Activity -
Return each line of the records below in which the string "Previous" turns up.
START Excerpted records
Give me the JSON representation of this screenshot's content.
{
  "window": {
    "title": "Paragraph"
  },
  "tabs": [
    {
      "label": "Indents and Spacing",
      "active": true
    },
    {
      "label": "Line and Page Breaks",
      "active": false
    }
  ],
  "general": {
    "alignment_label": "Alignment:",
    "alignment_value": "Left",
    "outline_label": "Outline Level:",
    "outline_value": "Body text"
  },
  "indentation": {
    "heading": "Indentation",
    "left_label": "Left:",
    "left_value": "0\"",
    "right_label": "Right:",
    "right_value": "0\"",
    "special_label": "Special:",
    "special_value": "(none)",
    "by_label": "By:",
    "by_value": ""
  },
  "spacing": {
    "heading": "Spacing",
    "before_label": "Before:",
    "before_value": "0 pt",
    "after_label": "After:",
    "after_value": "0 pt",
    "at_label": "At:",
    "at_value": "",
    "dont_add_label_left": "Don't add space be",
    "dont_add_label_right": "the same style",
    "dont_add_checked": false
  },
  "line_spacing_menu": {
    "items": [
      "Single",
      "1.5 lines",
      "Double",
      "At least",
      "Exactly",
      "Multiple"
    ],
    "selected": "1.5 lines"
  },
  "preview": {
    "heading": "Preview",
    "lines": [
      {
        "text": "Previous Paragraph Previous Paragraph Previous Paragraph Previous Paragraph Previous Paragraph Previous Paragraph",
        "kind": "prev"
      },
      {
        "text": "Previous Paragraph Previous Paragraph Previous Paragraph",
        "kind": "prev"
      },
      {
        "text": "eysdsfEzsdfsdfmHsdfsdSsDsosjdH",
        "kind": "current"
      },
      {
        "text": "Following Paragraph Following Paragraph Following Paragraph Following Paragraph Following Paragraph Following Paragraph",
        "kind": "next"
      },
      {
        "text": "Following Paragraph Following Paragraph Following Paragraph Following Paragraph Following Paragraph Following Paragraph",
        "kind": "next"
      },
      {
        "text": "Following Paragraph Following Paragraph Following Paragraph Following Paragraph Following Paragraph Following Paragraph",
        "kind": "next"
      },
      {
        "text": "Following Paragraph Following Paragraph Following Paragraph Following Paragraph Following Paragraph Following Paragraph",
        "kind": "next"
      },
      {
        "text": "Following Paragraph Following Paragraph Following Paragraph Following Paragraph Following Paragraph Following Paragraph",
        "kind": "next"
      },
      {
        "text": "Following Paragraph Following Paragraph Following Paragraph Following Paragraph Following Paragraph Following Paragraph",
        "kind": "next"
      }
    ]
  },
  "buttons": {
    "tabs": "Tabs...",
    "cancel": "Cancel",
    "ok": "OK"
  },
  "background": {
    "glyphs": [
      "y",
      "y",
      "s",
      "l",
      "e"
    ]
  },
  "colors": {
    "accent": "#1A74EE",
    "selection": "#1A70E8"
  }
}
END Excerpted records
Exercise output -
        "text": "Previous Paragraph Previous Paragraph Previous Paragraph Previous Paragraph Previous Paragraph Previous Paragraph",
        "text": "Previous Paragraph Previous Paragraph Previous Paragraph",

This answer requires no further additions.